■ WHAT THIS TASK INVOLVES ■
State the number of lines that hold "icon" in the records below, with no other words.

**** MATERIAL FOR THIS TASK ****

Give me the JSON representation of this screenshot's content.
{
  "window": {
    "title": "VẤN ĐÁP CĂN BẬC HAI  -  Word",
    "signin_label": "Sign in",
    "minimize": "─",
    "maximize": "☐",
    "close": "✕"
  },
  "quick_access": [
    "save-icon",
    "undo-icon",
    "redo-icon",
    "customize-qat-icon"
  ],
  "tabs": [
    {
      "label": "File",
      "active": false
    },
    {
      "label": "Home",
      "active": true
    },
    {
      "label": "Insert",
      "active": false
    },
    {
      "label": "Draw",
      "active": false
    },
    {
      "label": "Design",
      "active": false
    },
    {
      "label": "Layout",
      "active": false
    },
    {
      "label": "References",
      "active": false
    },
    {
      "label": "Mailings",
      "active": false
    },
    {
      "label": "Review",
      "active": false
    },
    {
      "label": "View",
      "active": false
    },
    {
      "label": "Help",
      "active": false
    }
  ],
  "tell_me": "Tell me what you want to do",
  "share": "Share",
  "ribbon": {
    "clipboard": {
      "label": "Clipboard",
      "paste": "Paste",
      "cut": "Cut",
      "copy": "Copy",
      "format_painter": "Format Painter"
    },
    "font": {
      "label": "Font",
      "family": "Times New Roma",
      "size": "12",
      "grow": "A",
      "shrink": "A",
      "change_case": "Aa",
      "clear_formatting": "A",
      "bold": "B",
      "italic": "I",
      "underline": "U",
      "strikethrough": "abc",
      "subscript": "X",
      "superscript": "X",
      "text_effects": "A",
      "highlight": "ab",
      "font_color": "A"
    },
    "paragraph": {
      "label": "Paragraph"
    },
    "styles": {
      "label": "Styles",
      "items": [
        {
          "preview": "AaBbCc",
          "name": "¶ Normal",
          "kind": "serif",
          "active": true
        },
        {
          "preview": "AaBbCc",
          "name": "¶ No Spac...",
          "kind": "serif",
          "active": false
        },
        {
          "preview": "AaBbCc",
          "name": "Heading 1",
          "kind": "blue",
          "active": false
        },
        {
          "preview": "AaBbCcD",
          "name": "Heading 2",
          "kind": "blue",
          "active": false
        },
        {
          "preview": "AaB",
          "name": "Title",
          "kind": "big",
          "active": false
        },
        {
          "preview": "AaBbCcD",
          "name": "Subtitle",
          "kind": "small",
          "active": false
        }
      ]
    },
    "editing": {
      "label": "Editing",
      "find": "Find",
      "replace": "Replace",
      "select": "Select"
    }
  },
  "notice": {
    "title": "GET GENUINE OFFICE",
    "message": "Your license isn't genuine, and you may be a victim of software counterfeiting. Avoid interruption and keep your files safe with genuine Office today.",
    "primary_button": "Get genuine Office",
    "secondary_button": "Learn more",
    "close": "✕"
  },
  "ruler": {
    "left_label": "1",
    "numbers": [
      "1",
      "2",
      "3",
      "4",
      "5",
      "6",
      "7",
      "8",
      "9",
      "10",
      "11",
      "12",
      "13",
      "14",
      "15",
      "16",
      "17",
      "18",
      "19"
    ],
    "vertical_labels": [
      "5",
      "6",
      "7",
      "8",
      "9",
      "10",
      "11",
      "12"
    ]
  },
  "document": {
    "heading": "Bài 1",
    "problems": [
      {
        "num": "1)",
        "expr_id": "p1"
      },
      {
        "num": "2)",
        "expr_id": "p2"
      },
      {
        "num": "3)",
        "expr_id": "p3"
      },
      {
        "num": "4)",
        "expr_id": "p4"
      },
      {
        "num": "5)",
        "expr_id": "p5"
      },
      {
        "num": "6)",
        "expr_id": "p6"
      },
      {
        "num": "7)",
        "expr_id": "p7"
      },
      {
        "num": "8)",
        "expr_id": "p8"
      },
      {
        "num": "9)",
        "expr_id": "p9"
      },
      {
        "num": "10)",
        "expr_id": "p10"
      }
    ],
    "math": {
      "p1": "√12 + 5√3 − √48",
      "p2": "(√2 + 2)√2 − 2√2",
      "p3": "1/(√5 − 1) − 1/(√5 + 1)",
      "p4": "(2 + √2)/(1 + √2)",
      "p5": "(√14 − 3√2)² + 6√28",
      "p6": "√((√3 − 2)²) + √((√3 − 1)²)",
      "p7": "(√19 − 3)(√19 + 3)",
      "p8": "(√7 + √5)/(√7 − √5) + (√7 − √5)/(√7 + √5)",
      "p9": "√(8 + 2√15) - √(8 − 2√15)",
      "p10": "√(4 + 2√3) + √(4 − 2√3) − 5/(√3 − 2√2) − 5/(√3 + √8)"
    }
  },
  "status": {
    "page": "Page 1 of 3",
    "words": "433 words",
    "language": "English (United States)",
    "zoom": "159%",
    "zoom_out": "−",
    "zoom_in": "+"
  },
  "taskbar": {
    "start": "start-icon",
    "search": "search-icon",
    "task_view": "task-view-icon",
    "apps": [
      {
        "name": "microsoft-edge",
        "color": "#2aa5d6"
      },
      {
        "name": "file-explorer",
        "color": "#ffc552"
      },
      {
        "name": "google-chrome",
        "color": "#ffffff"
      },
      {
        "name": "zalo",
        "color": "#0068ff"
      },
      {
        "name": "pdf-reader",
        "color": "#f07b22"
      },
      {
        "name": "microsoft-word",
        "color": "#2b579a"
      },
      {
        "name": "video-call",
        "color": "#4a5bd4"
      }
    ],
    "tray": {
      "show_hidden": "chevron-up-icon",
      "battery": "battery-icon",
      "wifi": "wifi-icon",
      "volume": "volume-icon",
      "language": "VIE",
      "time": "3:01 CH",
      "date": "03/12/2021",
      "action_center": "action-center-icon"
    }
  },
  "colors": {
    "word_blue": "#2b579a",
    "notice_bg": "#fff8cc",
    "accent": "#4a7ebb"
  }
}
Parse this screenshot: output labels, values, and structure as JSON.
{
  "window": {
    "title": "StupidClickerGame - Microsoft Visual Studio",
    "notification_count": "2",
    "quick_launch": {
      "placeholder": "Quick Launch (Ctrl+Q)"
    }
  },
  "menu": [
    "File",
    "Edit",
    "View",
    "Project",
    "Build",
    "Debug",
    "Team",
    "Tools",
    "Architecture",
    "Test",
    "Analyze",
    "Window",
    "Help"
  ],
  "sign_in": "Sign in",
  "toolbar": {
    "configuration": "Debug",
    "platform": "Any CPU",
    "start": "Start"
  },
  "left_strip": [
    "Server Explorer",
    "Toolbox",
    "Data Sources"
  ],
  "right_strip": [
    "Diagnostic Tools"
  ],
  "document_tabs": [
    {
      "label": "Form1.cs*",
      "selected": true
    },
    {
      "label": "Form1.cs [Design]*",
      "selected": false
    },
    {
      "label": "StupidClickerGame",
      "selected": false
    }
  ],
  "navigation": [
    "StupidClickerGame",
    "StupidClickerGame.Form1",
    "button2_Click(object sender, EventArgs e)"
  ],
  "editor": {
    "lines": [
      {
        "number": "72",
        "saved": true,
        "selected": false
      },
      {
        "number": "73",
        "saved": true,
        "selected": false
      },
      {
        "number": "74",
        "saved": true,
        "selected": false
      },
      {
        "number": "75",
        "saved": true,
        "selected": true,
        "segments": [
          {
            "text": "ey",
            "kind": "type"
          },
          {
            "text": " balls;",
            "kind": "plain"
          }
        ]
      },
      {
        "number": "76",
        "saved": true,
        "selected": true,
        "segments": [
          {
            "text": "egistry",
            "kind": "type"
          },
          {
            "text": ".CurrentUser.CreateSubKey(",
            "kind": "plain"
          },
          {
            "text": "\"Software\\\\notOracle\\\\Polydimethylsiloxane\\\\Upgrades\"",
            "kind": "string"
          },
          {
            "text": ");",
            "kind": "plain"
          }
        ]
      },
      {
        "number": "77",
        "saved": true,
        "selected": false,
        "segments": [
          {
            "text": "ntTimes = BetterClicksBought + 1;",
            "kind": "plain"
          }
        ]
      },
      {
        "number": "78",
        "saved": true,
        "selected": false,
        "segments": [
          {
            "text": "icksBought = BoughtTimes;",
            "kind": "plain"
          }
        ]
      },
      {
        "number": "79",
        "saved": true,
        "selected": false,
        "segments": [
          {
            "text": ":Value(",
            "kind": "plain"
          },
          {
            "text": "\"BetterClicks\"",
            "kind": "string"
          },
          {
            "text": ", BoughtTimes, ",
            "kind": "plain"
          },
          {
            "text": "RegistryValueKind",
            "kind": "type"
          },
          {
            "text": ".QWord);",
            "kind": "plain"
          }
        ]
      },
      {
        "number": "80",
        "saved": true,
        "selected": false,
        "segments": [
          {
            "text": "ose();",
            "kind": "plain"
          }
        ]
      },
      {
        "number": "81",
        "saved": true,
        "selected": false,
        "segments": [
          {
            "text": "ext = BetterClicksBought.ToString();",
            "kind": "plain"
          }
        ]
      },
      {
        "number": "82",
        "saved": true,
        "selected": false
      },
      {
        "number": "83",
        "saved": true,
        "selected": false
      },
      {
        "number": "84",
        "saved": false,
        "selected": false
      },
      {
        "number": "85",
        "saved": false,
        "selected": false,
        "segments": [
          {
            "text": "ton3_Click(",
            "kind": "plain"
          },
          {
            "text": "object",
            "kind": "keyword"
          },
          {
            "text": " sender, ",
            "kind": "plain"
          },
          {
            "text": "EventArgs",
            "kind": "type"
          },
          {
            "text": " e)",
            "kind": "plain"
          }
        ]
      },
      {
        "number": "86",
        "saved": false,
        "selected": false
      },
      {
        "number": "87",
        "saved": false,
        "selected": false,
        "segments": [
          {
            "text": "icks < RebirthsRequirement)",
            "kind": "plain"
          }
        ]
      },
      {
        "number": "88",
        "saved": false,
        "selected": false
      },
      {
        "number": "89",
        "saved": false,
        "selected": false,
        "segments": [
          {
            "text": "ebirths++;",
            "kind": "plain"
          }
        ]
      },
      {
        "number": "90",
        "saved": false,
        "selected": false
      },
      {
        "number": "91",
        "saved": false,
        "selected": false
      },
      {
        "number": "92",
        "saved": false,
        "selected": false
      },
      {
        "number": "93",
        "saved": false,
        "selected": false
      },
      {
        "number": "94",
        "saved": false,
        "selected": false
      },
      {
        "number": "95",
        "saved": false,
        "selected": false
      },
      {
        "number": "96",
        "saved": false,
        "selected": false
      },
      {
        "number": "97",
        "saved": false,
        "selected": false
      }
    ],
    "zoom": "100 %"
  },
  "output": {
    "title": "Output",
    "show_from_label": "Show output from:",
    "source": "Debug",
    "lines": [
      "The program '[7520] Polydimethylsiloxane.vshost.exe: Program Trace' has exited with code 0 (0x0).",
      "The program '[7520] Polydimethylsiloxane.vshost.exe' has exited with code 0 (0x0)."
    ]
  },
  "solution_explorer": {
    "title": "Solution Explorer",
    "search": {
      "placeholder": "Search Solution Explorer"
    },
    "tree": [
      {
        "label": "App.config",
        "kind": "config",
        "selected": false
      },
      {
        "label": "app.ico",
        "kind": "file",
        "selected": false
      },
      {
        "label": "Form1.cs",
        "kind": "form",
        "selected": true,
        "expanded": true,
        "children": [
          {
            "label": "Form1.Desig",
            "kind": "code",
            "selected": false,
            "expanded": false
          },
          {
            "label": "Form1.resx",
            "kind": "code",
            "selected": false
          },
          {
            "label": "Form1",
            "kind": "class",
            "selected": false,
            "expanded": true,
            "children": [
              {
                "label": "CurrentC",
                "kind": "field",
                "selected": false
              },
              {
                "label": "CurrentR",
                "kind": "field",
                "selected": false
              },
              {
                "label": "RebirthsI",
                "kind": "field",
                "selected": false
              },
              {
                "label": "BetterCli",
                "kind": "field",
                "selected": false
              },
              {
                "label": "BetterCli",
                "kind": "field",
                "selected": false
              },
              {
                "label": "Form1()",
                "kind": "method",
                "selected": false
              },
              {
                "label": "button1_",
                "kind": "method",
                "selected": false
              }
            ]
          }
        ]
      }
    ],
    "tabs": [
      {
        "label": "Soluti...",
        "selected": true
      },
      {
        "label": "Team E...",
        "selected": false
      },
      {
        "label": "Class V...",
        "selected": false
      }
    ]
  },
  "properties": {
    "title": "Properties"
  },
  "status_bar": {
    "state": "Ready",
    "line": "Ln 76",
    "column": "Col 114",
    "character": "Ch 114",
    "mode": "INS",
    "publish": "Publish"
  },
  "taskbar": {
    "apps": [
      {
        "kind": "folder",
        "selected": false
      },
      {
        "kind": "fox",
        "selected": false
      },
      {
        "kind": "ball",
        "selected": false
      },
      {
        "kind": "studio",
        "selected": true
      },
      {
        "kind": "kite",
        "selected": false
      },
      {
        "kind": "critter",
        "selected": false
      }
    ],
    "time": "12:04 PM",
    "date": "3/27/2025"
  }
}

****

■ EXERCISE OUTPUT ■
12